A refugee accused of murder cried in the dock as he recalled the murder of his parents by the Taliban.
Lawangeen Abdulrahimzai is charged with the murder of 21-year-old Thomas Roberts outside a Subway sandwich shop in Old Christchurch Road, Bournemouth, in the early hours of March 12, 2022.
Abdulrahimzai, who is originally from Afghanistan, began to give evidence in his defence at Salisbury Crown Court on Monday.
He described his parents being killed when the Taliban planted bombs at his family home, as they suspected them of colluding with American forces.
He said: “I have seen some explosions not very far away. There was an American base not far from where we lived and the Taliban would come and demand things and there would be fighting and gunshots.
“They used heavy weapons like rocket launchers. They planted bombs around my house, I was at my uncle’s house at the time, when I came home my parents were dead. I saw their body parts and a lot of blood.”
After briefly breaking down in tears, Abdulrahimzai said he was then captured and tortured by the Taliban for up to three weeks before being dumped and left for dead on the side of a road.
The jury was shown photographs of scarring all over his body which he says was caused by the torture, during which he was beaten with the butts of rifles and injured with knives.
However, a passer-by rescued him, tended to his wounds and put him back in touch with his uncle, who arranged for him to leave Afghanistan.
He first went to Serbia through Pakistan and Iran in October 2015, before arriving in Norway later that month with a friend he considered to be like an adopted brother.
Abdulrahimzai then left Norway and spent some time in Italy and Serbia. He applied for asylum in Norway, but when his application was refused in December 2019, he left out of fear of being deported back to Afghanistan.
He arrived in the UK in Poole, Dorset, in the same month and told the authorities he was 16 when he was arrested, but the court has since determined that he is now 21.
Abdulrahimzai said it was normal for people in Afghanistan to not know their dates of birth due to a lack of education, and his uncle had told him the incorrect date.
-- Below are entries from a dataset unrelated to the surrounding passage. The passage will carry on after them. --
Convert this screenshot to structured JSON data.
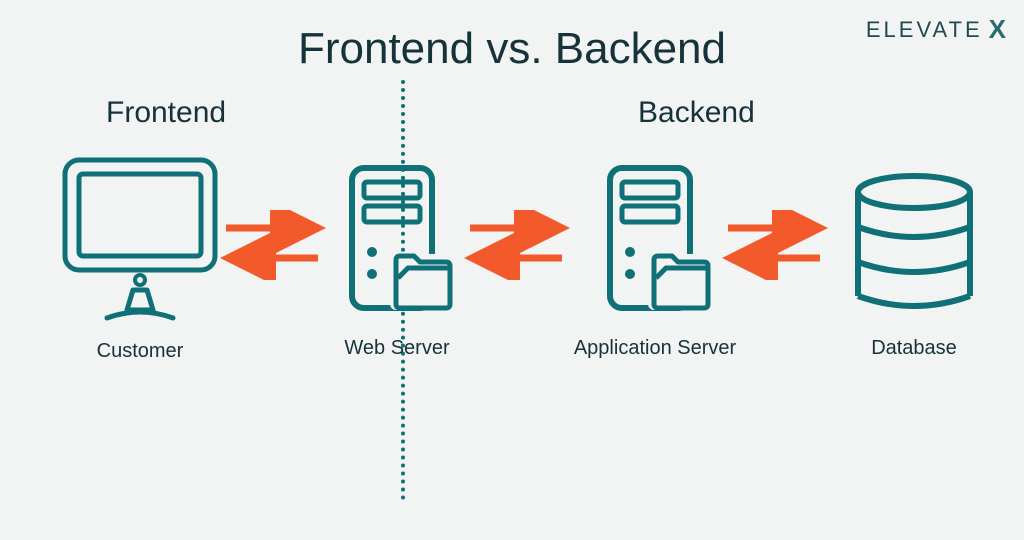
{
  "title": "Frontend vs. Backend",
  "sections": {
    "frontend": "Frontend",
    "backend": "Backend"
  },
  "nodes": {
    "customer": "Customer",
    "web_server": "Web Server",
    "app_server": "Application Server",
    "database": "Database"
  },
  "logo": {
    "text": "ELEVATE",
    "mark": "X"
  },
  "colors": {
    "teal": "#0f7077",
    "orange": "#f35a2b",
    "ink": "#16323a"
  }
}
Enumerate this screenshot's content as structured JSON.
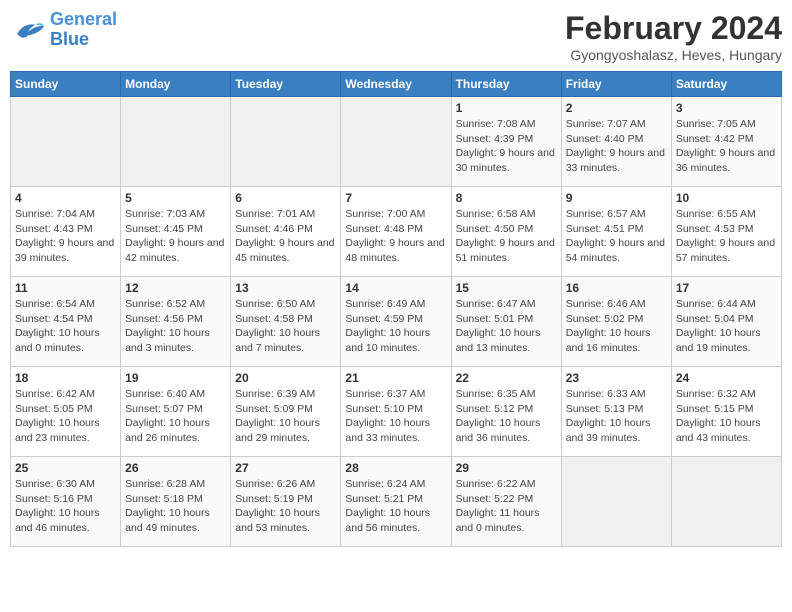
{
  "logo": {
    "line1": "General",
    "line2": "Blue"
  },
  "title": "February 2024",
  "subtitle": "Gyongyoshalasz, Heves, Hungary",
  "days_of_week": [
    "Sunday",
    "Monday",
    "Tuesday",
    "Wednesday",
    "Thursday",
    "Friday",
    "Saturday"
  ],
  "weeks": [
    [
      {
        "day": "",
        "info": ""
      },
      {
        "day": "",
        "info": ""
      },
      {
        "day": "",
        "info": ""
      },
      {
        "day": "",
        "info": ""
      },
      {
        "day": "1",
        "info": "Sunrise: 7:08 AM\nSunset: 4:39 PM\nDaylight: 9 hours and 30 minutes."
      },
      {
        "day": "2",
        "info": "Sunrise: 7:07 AM\nSunset: 4:40 PM\nDaylight: 9 hours and 33 minutes."
      },
      {
        "day": "3",
        "info": "Sunrise: 7:05 AM\nSunset: 4:42 PM\nDaylight: 9 hours and 36 minutes."
      }
    ],
    [
      {
        "day": "4",
        "info": "Sunrise: 7:04 AM\nSunset: 4:43 PM\nDaylight: 9 hours and 39 minutes."
      },
      {
        "day": "5",
        "info": "Sunrise: 7:03 AM\nSunset: 4:45 PM\nDaylight: 9 hours and 42 minutes."
      },
      {
        "day": "6",
        "info": "Sunrise: 7:01 AM\nSunset: 4:46 PM\nDaylight: 9 hours and 45 minutes."
      },
      {
        "day": "7",
        "info": "Sunrise: 7:00 AM\nSunset: 4:48 PM\nDaylight: 9 hours and 48 minutes."
      },
      {
        "day": "8",
        "info": "Sunrise: 6:58 AM\nSunset: 4:50 PM\nDaylight: 9 hours and 51 minutes."
      },
      {
        "day": "9",
        "info": "Sunrise: 6:57 AM\nSunset: 4:51 PM\nDaylight: 9 hours and 54 minutes."
      },
      {
        "day": "10",
        "info": "Sunrise: 6:55 AM\nSunset: 4:53 PM\nDaylight: 9 hours and 57 minutes."
      }
    ],
    [
      {
        "day": "11",
        "info": "Sunrise: 6:54 AM\nSunset: 4:54 PM\nDaylight: 10 hours and 0 minutes."
      },
      {
        "day": "12",
        "info": "Sunrise: 6:52 AM\nSunset: 4:56 PM\nDaylight: 10 hours and 3 minutes."
      },
      {
        "day": "13",
        "info": "Sunrise: 6:50 AM\nSunset: 4:58 PM\nDaylight: 10 hours and 7 minutes."
      },
      {
        "day": "14",
        "info": "Sunrise: 6:49 AM\nSunset: 4:59 PM\nDaylight: 10 hours and 10 minutes."
      },
      {
        "day": "15",
        "info": "Sunrise: 6:47 AM\nSunset: 5:01 PM\nDaylight: 10 hours and 13 minutes."
      },
      {
        "day": "16",
        "info": "Sunrise: 6:46 AM\nSunset: 5:02 PM\nDaylight: 10 hours and 16 minutes."
      },
      {
        "day": "17",
        "info": "Sunrise: 6:44 AM\nSunset: 5:04 PM\nDaylight: 10 hours and 19 minutes."
      }
    ],
    [
      {
        "day": "18",
        "info": "Sunrise: 6:42 AM\nSunset: 5:05 PM\nDaylight: 10 hours and 23 minutes."
      },
      {
        "day": "19",
        "info": "Sunrise: 6:40 AM\nSunset: 5:07 PM\nDaylight: 10 hours and 26 minutes."
      },
      {
        "day": "20",
        "info": "Sunrise: 6:39 AM\nSunset: 5:09 PM\nDaylight: 10 hours and 29 minutes."
      },
      {
        "day": "21",
        "info": "Sunrise: 6:37 AM\nSunset: 5:10 PM\nDaylight: 10 hours and 33 minutes."
      },
      {
        "day": "22",
        "info": "Sunrise: 6:35 AM\nSunset: 5:12 PM\nDaylight: 10 hours and 36 minutes."
      },
      {
        "day": "23",
        "info": "Sunrise: 6:33 AM\nSunset: 5:13 PM\nDaylight: 10 hours and 39 minutes."
      },
      {
        "day": "24",
        "info": "Sunrise: 6:32 AM\nSunset: 5:15 PM\nDaylight: 10 hours and 43 minutes."
      }
    ],
    [
      {
        "day": "25",
        "info": "Sunrise: 6:30 AM\nSunset: 5:16 PM\nDaylight: 10 hours and 46 minutes."
      },
      {
        "day": "26",
        "info": "Sunrise: 6:28 AM\nSunset: 5:18 PM\nDaylight: 10 hours and 49 minutes."
      },
      {
        "day": "27",
        "info": "Sunrise: 6:26 AM\nSunset: 5:19 PM\nDaylight: 10 hours and 53 minutes."
      },
      {
        "day": "28",
        "info": "Sunrise: 6:24 AM\nSunset: 5:21 PM\nDaylight: 10 hours and 56 minutes."
      },
      {
        "day": "29",
        "info": "Sunrise: 6:22 AM\nSunset: 5:22 PM\nDaylight: 11 hours and 0 minutes."
      },
      {
        "day": "",
        "info": ""
      },
      {
        "day": "",
        "info": ""
      }
    ]
  ]
}
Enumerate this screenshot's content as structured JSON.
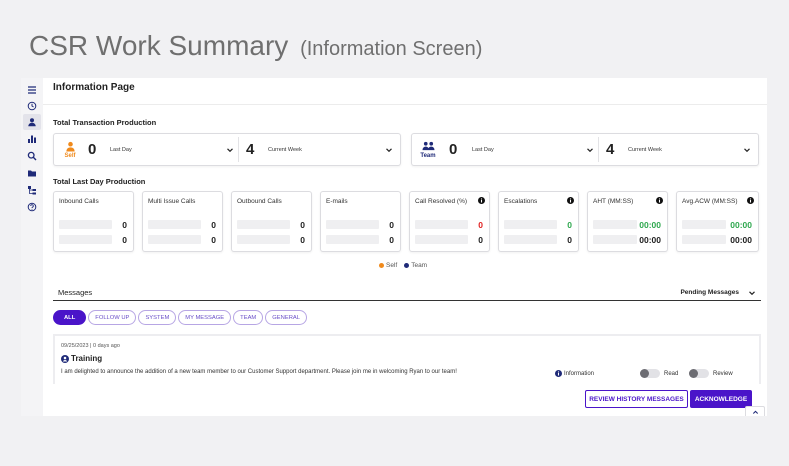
{
  "page": {
    "title": "CSR Work Summary",
    "subtitle": "(Information Screen)",
    "header": "Information Page"
  },
  "colors": {
    "accent": "#4a14c9",
    "self": "#f08a1c",
    "team": "#1f2a78",
    "negative": "#e02020",
    "positive": "#2fa84f"
  },
  "sidebar": {
    "items": [
      {
        "icon": "menu-icon"
      },
      {
        "icon": "clock-icon"
      },
      {
        "icon": "user-icon",
        "active": true
      },
      {
        "icon": "bar-chart-icon"
      },
      {
        "icon": "search-icon"
      },
      {
        "icon": "folder-icon"
      },
      {
        "icon": "hierarchy-icon"
      },
      {
        "icon": "help-icon"
      }
    ]
  },
  "production": {
    "title": "Total Transaction Production",
    "self": {
      "label": "Self",
      "day_value": "0",
      "day_label": "Last Day",
      "week_value": "4",
      "week_label": "Current Week"
    },
    "team": {
      "label": "Team",
      "day_value": "0",
      "day_label": "Last Day",
      "week_value": "4",
      "week_label": "Current Week"
    }
  },
  "last_day": {
    "title": "Total Last Day Production",
    "metrics": [
      {
        "label": "Inbound Calls",
        "self": "0",
        "team": "0",
        "info": false
      },
      {
        "label": "Multi Issue Calls",
        "self": "0",
        "team": "0",
        "info": false
      },
      {
        "label": "Outbound Calls",
        "self": "0",
        "team": "0",
        "info": false
      },
      {
        "label": "E-mails",
        "self": "0",
        "team": "0",
        "info": false
      },
      {
        "label": "Call Resolved (%)",
        "self": "0",
        "team": "0",
        "info": true
      },
      {
        "label": "Escalations",
        "self": "0",
        "team": "0",
        "info": true
      },
      {
        "label": "AHT (MM:SS)",
        "self": "00:00",
        "team": "00:00",
        "info": true
      },
      {
        "label": "Avg.ACW (MM:SS)",
        "self": "00:00",
        "team": "00:00",
        "info": true
      }
    ],
    "legend": {
      "self": "Self",
      "team": "Team"
    }
  },
  "messages": {
    "title": "Messages",
    "dropdown": "Pending Messages",
    "filters": [
      "ALL",
      "FOLLOW UP",
      "SYSTEM",
      "MY MESSAGE",
      "TEAM",
      "GENERAL"
    ],
    "active_filter": "ALL",
    "item": {
      "date": "09/25/2023 | 0 days ago",
      "title": "Training",
      "body": "I am delighted to announce the addition of a new team member to our Customer Support department. Please join me in welcoming Ryan to our team!",
      "tag": "Information",
      "read_label": "Read",
      "review_label": "Review"
    },
    "review_history_button": "REVIEW HISTORY MESSAGES",
    "acknowledge_button": "ACKNOWLEDGE"
  }
}
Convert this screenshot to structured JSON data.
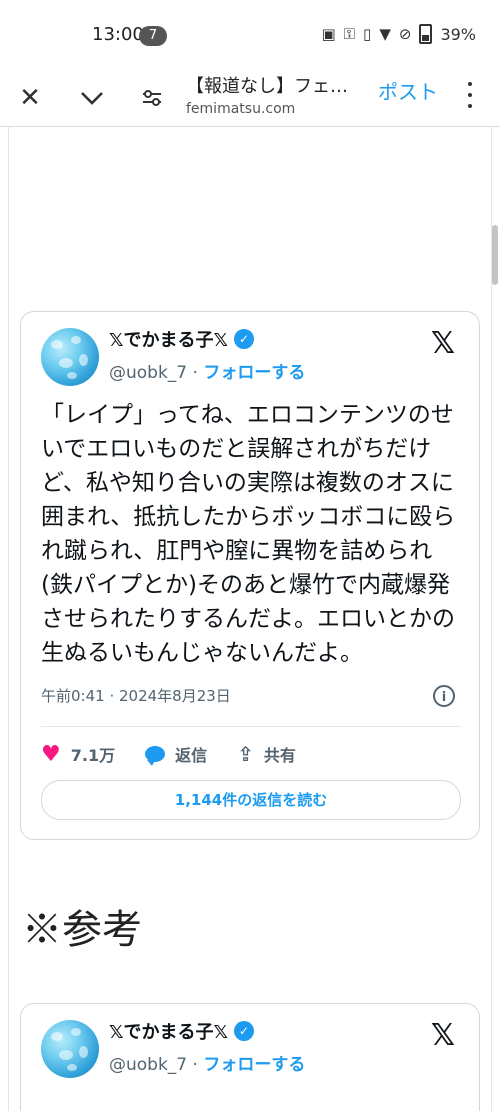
{
  "status_bar": {
    "time": "13:00",
    "notification_count": "7",
    "battery": "39%"
  },
  "browser": {
    "page_title": "【報道なし】フェ…",
    "domain": "femimatsu.com",
    "post_label": "ポスト"
  },
  "tweets": [
    {
      "author": "𝕏でかまる子𝕏",
      "handle": "@uobk_7",
      "separator": "·",
      "follow": "フォローする",
      "text": "「レイプ」ってね、エロコンテンツのせいでエロいものだと誤解されがちだけど、私や知り合いの実際は複数のオスに囲まれ、抵抗したからボッコボコに殴られ蹴られ、肛門や膣に異物を詰められ(鉄パイプとか)そのあと爆竹で内蔵爆発させられたりするんだよ。エロいとかの生ぬるいもんじゃないんだよ。",
      "timestamp": "午前0:41 · 2024年8月23日",
      "likes": "7.1万",
      "reply_label": "返信",
      "share_label": "共有",
      "read_replies": "1,144件の返信を読む"
    },
    {
      "author": "𝕏でかまる子𝕏",
      "handle": "@uobk_7",
      "separator": "·",
      "follow": "フォローする"
    }
  ],
  "section_heading": "※参考",
  "icons": {
    "close": "close-icon",
    "dropdown": "chevron-down-icon",
    "page_settings": "tune-icon",
    "menu": "more-vert-icon",
    "verified": "verified-badge-icon",
    "platform": "x-logo-icon",
    "info": "info-icon",
    "like": "heart-icon",
    "reply": "reply-bubble-icon",
    "share": "share-icon"
  },
  "colors": {
    "accent": "#1d9bf0",
    "like": "#f91880",
    "secondary_text": "#536471",
    "border": "#cfd9de"
  }
}
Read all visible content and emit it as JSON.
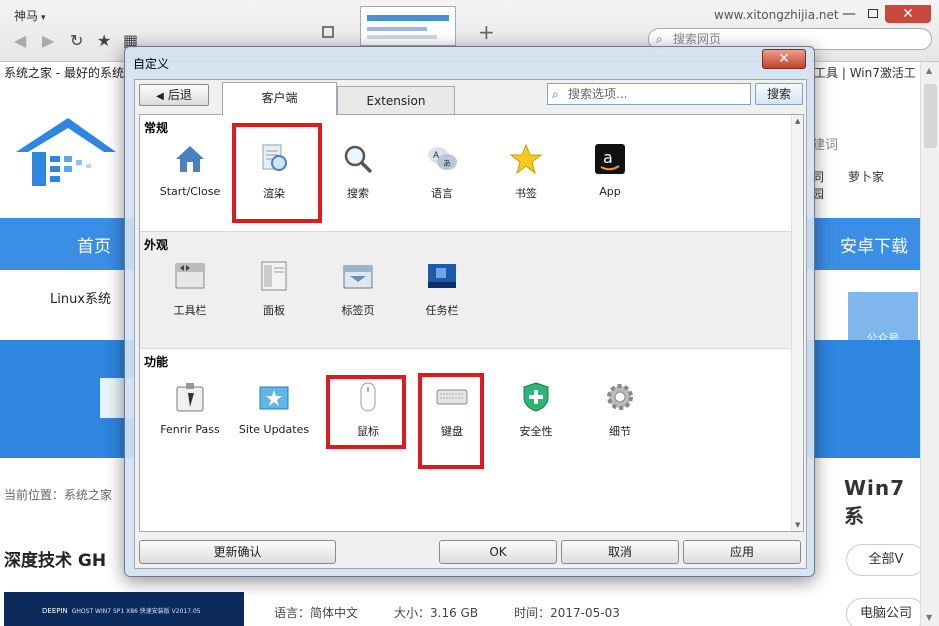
{
  "browser": {
    "app_name": "神马",
    "domain": "www.xitongzhijia.net",
    "search_placeholder": "搜索网页"
  },
  "page": {
    "tab_title": "系统之家 - 最好的系统",
    "top_right_links": [
      "工具",
      "Win7激活工"
    ],
    "search_hint": "建词",
    "nav_right_links": [
      "同",
      "萝卜家园"
    ],
    "blue_nav": [
      "首页",
      "安卓下载"
    ],
    "subnav": "Linux系统",
    "wechat_label": "公众号",
    "breadcrumb": "当前位置：系统之家",
    "win7_heading": "Win7系",
    "article_title": "深度技术 GH",
    "side_buttons": [
      "全部V",
      "电脑公司"
    ],
    "thumb_caption": "GHOST WIN7 SP1 X86 快速安装版 V2017.05",
    "thumb_logo": "DEEPIN",
    "meta": {
      "language": "语言：简体中文",
      "size": "大小：3.16 GB",
      "time": "时间：2017-05-03"
    }
  },
  "dialog": {
    "title": "自定义",
    "close": "✕",
    "back_label": "后退",
    "tabs": [
      "客户端",
      "Extension"
    ],
    "search_placeholder": "搜索选项...",
    "search_button": "搜索",
    "sections": [
      {
        "title": "常规",
        "items": [
          "Start/Close",
          "渲染",
          "搜索",
          "语言",
          "书签",
          "App"
        ]
      },
      {
        "title": "外观",
        "items": [
          "工具栏",
          "面板",
          "标签页",
          "任务栏"
        ]
      },
      {
        "title": "功能",
        "items": [
          "Fenrir Pass",
          "Site Updates",
          "鼠标",
          "键盘",
          "安全性",
          "细节"
        ]
      }
    ],
    "buttons": {
      "refresh": "更新确认",
      "ok": "OK",
      "cancel": "取消",
      "apply": "应用"
    }
  },
  "colors": {
    "highlight": "#e0191e",
    "brand_blue": "#3a8ee6",
    "close_red": "#c9483b"
  }
}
The defendant, who was living in Poole at the time of the incident, denies murder and the trial continues.